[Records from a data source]

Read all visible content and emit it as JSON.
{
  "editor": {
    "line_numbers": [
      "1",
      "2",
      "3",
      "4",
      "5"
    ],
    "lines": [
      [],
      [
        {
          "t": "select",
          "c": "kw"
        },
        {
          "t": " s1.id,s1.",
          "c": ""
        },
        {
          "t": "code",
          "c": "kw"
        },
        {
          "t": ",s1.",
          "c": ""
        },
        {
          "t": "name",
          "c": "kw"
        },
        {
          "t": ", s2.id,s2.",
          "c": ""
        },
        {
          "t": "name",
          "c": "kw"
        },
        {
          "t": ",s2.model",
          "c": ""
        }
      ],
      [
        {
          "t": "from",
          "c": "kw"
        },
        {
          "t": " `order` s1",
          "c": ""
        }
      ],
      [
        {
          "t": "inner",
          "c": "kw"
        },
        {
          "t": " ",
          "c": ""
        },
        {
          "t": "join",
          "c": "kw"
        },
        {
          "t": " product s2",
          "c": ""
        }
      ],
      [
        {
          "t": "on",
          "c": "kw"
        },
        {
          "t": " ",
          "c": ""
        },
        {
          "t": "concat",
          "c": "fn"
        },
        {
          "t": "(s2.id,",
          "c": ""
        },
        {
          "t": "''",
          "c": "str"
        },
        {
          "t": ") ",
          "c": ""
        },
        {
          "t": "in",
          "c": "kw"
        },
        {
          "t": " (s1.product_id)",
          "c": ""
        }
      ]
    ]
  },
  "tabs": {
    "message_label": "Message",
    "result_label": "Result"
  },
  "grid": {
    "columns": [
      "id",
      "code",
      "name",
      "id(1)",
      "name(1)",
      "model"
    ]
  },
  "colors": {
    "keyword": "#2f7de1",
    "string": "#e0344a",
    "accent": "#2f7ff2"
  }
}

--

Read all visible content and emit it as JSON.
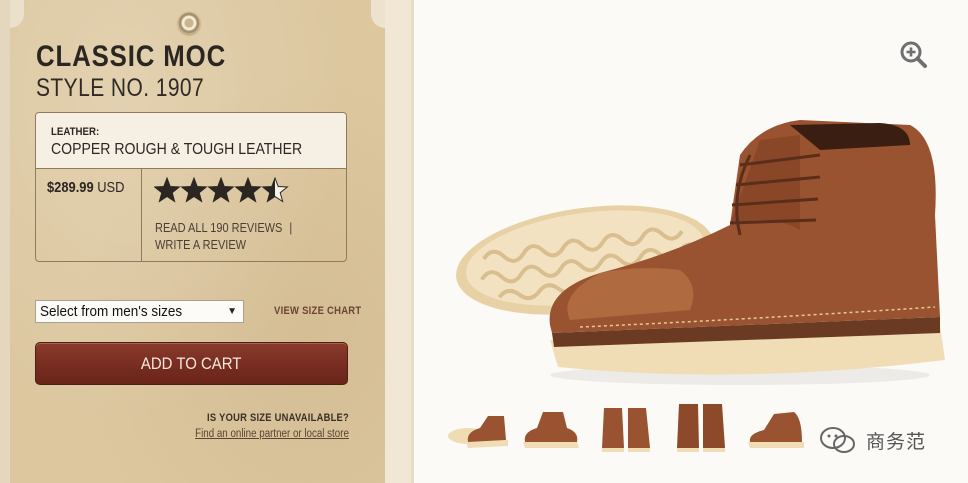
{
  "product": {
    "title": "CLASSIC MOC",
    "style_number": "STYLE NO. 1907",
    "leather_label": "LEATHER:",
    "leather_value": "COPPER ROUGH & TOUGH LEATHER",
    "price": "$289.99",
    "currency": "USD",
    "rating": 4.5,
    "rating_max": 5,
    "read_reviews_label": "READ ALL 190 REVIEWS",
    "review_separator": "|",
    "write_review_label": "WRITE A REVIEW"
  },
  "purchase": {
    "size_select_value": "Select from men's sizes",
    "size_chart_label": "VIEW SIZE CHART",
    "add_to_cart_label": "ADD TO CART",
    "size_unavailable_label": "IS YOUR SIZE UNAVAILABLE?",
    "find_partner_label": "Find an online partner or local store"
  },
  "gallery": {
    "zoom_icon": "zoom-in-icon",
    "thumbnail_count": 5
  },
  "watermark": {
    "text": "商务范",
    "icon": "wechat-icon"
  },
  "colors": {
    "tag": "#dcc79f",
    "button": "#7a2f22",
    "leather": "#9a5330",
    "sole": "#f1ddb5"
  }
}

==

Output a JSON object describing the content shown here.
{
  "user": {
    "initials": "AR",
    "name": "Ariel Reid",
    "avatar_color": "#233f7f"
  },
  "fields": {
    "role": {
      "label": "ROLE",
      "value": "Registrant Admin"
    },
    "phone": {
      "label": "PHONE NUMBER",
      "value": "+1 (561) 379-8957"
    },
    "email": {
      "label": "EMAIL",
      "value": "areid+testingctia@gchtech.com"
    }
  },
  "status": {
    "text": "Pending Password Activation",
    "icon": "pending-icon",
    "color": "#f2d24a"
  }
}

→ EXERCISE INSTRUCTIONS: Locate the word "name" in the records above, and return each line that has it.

→ RESPONSE BOX:
          "t": "name",
          "t": "name",
      "name",
      "name(1)",
    "name": "Ariel Reid",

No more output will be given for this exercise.